▼
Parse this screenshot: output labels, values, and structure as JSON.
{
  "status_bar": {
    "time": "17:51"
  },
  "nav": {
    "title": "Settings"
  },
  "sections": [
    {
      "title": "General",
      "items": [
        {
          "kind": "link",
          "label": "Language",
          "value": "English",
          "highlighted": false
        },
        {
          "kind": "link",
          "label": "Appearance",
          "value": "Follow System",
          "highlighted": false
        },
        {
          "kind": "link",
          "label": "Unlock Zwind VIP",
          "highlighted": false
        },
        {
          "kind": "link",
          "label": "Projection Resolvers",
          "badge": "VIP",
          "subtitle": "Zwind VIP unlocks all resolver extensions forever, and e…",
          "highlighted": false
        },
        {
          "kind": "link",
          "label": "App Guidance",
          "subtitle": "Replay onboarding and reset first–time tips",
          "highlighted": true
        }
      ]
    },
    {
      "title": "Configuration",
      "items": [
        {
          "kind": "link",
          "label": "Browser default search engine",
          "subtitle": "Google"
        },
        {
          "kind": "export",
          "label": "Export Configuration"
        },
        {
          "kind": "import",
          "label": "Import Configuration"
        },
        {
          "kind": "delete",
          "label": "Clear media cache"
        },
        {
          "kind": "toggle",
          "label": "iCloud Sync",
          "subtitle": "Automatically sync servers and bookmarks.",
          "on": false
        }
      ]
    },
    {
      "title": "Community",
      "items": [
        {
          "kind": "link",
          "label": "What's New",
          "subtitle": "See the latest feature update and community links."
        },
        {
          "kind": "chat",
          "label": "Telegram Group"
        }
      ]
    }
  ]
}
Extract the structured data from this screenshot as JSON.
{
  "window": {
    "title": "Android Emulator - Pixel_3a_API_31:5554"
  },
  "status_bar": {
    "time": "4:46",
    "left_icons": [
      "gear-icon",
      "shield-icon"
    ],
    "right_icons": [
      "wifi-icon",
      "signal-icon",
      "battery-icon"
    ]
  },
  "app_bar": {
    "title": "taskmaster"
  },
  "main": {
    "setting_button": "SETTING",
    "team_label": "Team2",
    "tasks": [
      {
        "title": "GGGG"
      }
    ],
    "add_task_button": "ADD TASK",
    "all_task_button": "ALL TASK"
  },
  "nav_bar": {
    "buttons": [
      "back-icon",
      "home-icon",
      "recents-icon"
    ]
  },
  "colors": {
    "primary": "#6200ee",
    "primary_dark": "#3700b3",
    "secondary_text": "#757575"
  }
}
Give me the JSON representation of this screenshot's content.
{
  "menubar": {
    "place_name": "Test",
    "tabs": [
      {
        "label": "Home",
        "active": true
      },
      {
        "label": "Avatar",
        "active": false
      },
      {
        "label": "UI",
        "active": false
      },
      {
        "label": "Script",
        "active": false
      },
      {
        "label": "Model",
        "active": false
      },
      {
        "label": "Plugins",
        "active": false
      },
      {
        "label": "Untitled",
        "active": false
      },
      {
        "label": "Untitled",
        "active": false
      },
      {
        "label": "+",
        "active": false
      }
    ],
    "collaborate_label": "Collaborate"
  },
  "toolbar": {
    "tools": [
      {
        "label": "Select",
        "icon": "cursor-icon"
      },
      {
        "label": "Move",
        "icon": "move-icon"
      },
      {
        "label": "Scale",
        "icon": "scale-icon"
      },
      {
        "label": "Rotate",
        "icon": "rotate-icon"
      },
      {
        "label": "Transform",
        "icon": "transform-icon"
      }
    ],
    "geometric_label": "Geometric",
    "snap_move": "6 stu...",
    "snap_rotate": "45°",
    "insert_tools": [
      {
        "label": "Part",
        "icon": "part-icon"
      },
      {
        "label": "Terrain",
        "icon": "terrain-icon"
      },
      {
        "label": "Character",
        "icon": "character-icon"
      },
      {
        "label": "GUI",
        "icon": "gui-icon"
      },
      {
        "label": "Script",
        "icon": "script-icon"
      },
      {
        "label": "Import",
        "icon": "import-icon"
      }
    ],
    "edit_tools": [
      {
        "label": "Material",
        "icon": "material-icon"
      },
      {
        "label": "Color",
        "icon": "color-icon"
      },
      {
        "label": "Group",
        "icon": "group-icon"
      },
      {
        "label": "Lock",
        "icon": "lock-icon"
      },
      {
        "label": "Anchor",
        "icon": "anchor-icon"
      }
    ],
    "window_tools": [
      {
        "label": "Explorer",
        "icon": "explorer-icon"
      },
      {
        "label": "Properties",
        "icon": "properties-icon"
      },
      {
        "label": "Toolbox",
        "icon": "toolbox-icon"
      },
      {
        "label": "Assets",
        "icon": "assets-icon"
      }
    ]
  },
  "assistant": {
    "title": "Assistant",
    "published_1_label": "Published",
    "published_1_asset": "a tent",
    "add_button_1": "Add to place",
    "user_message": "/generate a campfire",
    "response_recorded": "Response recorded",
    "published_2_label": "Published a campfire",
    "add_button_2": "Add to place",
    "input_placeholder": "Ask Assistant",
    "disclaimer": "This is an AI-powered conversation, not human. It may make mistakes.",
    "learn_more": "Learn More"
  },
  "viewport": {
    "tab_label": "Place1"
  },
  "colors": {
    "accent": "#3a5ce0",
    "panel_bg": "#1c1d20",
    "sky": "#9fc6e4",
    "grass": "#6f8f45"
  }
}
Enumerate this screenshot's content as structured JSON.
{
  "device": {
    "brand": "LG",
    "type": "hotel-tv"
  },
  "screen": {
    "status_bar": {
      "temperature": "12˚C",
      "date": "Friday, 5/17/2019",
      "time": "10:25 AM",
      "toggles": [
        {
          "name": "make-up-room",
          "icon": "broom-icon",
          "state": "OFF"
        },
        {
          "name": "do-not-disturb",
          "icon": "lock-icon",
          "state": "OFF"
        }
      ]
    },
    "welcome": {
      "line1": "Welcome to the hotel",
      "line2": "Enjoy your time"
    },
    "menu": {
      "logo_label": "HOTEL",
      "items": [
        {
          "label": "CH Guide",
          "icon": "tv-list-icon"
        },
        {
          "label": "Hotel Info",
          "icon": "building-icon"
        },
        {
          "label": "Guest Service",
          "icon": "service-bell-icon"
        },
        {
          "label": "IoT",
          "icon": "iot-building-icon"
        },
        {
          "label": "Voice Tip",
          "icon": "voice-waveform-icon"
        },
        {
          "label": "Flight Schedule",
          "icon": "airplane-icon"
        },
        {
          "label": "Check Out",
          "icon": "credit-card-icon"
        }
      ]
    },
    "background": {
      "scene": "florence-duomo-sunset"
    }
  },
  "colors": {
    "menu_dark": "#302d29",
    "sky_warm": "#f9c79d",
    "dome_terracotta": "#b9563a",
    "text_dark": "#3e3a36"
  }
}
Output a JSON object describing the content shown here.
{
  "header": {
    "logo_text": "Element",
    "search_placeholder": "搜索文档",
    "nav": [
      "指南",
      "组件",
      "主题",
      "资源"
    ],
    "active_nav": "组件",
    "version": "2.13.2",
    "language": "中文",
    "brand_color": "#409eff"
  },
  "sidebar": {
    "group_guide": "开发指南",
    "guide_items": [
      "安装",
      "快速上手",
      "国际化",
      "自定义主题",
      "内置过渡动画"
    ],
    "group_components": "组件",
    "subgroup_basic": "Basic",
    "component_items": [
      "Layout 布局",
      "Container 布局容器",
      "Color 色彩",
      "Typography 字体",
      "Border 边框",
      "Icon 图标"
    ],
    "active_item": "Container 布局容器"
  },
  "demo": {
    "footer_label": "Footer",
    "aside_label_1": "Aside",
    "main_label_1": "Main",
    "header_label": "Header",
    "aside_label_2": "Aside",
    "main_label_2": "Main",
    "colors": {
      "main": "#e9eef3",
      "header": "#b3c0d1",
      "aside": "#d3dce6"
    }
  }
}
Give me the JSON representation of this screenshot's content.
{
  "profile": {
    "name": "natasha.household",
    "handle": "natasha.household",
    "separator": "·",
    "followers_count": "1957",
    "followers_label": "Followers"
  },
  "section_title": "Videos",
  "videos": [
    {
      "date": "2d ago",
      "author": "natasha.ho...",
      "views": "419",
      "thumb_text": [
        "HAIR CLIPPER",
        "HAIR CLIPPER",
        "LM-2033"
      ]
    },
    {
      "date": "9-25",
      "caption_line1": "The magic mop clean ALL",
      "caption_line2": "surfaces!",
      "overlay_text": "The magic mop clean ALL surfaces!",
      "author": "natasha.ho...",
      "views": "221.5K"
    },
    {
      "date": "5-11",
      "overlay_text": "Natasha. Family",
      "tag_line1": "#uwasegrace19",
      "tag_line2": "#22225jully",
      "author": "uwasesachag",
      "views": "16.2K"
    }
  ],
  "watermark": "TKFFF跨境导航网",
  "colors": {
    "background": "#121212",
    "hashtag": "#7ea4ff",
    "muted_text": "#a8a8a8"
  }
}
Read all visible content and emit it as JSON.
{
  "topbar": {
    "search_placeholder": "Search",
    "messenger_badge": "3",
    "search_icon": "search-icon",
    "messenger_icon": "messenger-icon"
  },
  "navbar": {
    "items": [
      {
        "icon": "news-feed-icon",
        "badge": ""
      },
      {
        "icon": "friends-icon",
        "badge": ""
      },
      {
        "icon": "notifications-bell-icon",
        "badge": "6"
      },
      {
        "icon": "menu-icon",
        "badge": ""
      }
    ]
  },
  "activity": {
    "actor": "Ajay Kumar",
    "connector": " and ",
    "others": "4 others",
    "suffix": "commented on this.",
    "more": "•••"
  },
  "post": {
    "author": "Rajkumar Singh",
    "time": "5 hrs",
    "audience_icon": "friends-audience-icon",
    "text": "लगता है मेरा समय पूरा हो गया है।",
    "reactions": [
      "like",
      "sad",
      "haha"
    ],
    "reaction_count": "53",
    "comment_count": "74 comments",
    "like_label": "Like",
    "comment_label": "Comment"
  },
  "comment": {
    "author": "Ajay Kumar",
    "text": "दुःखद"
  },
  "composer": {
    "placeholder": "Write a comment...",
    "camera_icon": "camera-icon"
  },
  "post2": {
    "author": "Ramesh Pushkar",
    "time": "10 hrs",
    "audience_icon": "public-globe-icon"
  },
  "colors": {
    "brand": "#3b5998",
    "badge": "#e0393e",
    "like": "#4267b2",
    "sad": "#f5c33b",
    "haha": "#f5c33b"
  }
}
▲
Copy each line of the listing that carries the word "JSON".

Solution to the exercise:
Parse this screenshot: output labels, values, and structure as JSON.
Extract the structured data from this screenshot as JSON.
Give me the JSON representation of this screenshot's content.
Enumerate this screenshot's content as structured JSON.
Output a JSON object describing the content shown here.
Give me the JSON representation of this screenshot's content.
Read all visible content and emit it as JSON.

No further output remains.